Probably the most important change that must take place is mutual respect. It is true that both consider the other as wrong, but there is an added problem that E.C. considers Mormons as contemptible. Despite a few instances where E.C. and Mormons get along, those most able to influence the wider population are spiteful. As one self described former E.C. Anti-Mormon put it:
People who support the counter-cult ministry would probably interject at this point that their intention has never been to culture that kind of behavior. I would reply that their intentions mean very little, it’s their results that matter, and I was one of their results whether they like it or not. I’ve heard the talk that goes on when evangelical anti-Mormons think Latter-day Saints aren’t in the room, the sneering and the condescension. You cannot spend major parts of your life thinking and preaching that the followers of a competing religion are deceived, blind and going to hell without looking down on them in some form, and condescension easily breeds hate and ridicule.

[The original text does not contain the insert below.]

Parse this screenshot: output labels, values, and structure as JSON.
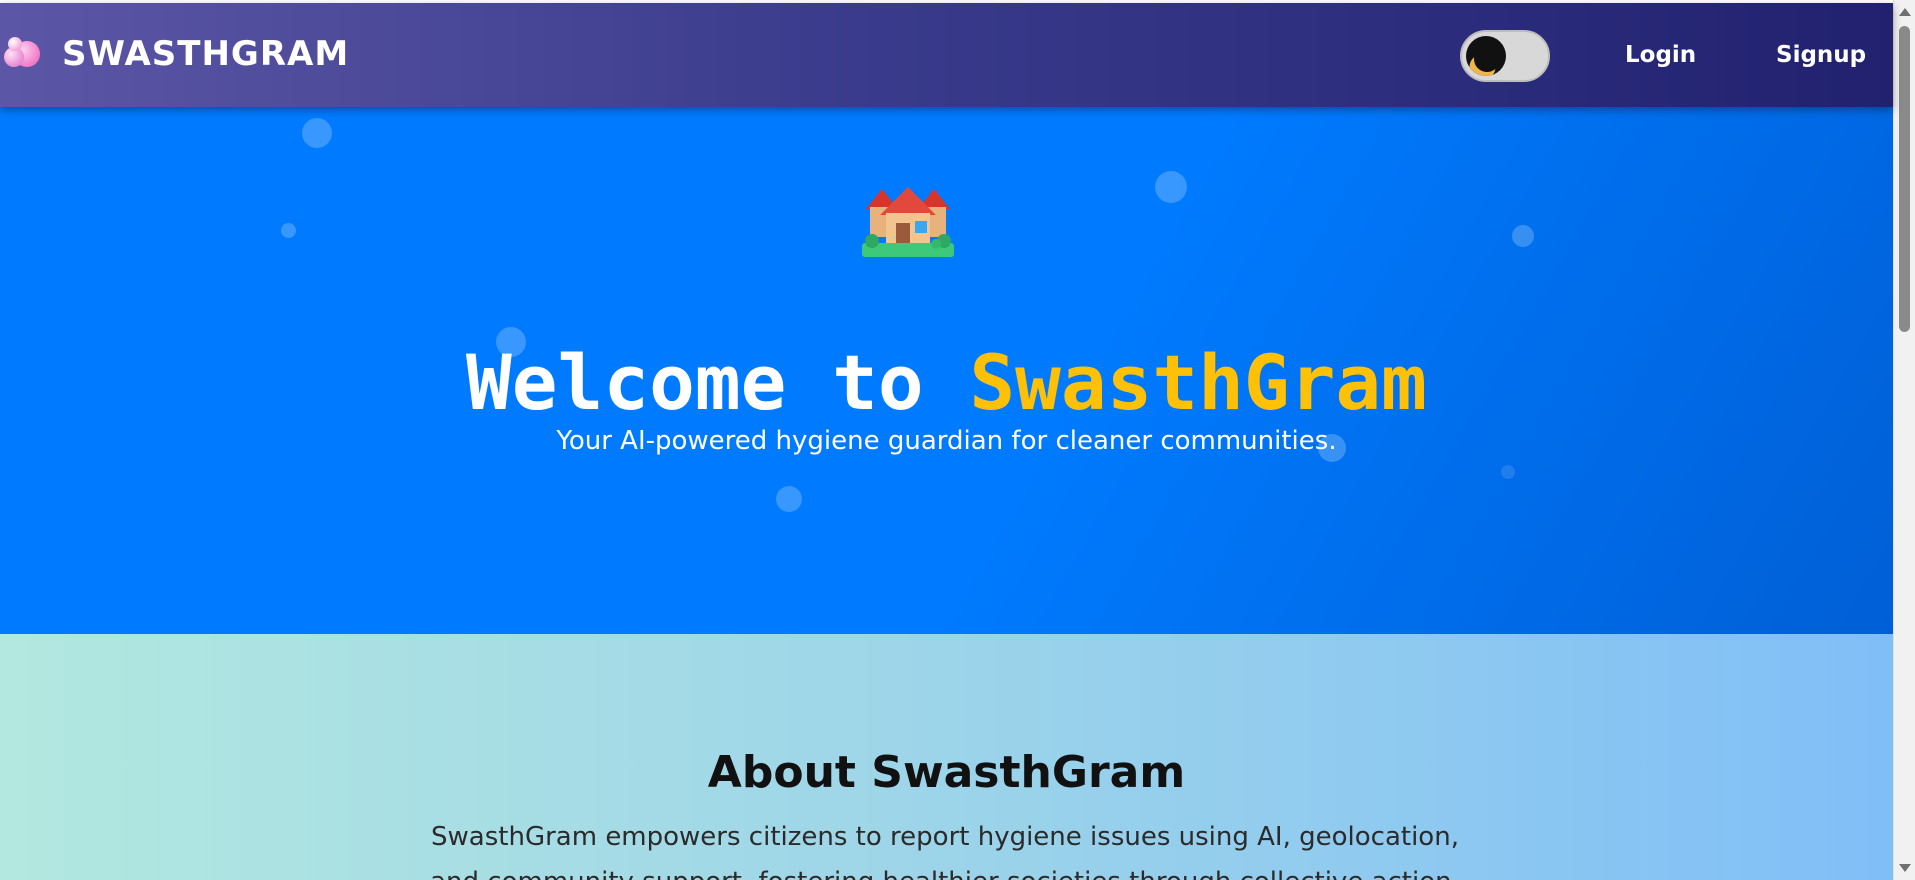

I do think that Mormon's should take to heart her comment:
For example, when one of the missionaries was explaining why I needed to be baptized in their church, I objected, “But I’ve already been baptized. Why should I do it again?” His flippant response: “You didn’t get baptized, you went swimming.” It did not sit well with me to have someone belittle what I considered sacred, but even more unsettling was the logic behind that statement. When all is said and done, the LDS church teaches that evangelical Christianity is inadequate, evangelicals do not have the Holy Spirit, and evangelical baptisms are worthless no matter how sincere the intentions behind them.
On the other hand, the E.C. needs to realize that, yes Mormons do believe differently than they do about authority and salvation. That is something that Mormons understand all too well or should if they don't. Many Catholics and Protestants are no different in this matter among each other. That is what defines religions, even very closely related faiths. The answer to that is breathing room by actual discussions about the very nature of authority and salvation. To attack is to stop the discussion dead.
It doesn't help that E.C.s constantly accuse Mormons of lying about their history and beliefs, while Mormons consider the E.C. criticisms lies. There is some truth in both perspectives. The problem is that with Mormons it is usually about either difference of opinion about what the history and beliefs mean or ignorance. With E.C. it is often conscious dismissives that come off as real lies. While some Mormons might ignore their own history or doctrine (and that isn't much different from many religious people and organizations), E.C.s often ignore what Mormons think. Again, from that excellent blog post:
I began to notice something about the evangelical counter-cult ministry which bothered me immensely: the evangelicals were not responding to the LDS fiskings of their arguments, they just kept peddling the same material as if it was the final word on the subject and no one had refuted it.
In order for a good dialogue to happen, ground rules of each side must be understood. That is where the breaking point is reached in even well intentioned discussions. That is the problem that Gerald R. McDermott had at First Things, even if he did better than others have. He made assumptions about Mormonism and it's Scriptures by superficial readings and lack of looking beyond his own pre-conceptions. As I have said in another of my posts:
The first and most damaging fallacies are the lack of contextual and definitional examinations. Some of the logical problems are based on lack of explaining related subjects that help to answer some of the questions posed. Other logical problems are based on assumptions held by the presenter that Mormons don't hold themselves. Both of these are very common anti-Mormon tactics. Probably the most hypocritical is when a detractor states (with some truth I might add) that Mormons use Protestant and Catholic words and notions, yet mean something different. Then, they turn around and criticize Mormonism from the definitions that Mormons don't hold as if the first statement didn't exist. A very switch and bait tactic that is employed with such ease . . .
The most important thing to remember is dropping the "to hate is to love" rhetoric. It is hard to reconcile the idea that there is some kind of love and honesty in your heart when the only words out of your mouth are negatives. Start by dropping the "cult" accusation if you really want to talk with a Mormon on equal terms. When "How Wide the Divide" came out, the loudest and most numerous responses from the "other half" was condemnation and blaspheme. The very act of even trying to talk with Mormons was a sin. What is interesting is that while Mormons are trying to cozy up to them, they are becoming less liked because they are becoming less likeable and are proud of that.
Also, as Bruce D. Porter said, "To the title Christian a critic of Mormonism may add any modifiers he deems appropriate—unorthodox, heretical, non-Nicene, different—but blanket assertions that we are not Christian are a poor substitute for informed argument and dialogue." You can say Mormons believe in a different concept of Jesus as Christ, but to say they believe in a different Jesus is not only offensive, it is illogical. He lived unless you believe he didn't. Mormons may not be considered fellow or orthodox Christians, but they are still Christians.
I would like to have a discussion with Evangelicals as they hold important similarities, but it starts with both sides letting down a few defensive positions. More than anything I would like to be understood on my own terms and expect E.C.s want to be as well. Perhaps it starts with accepting each other as humans first and Mormons and Evangelicals second.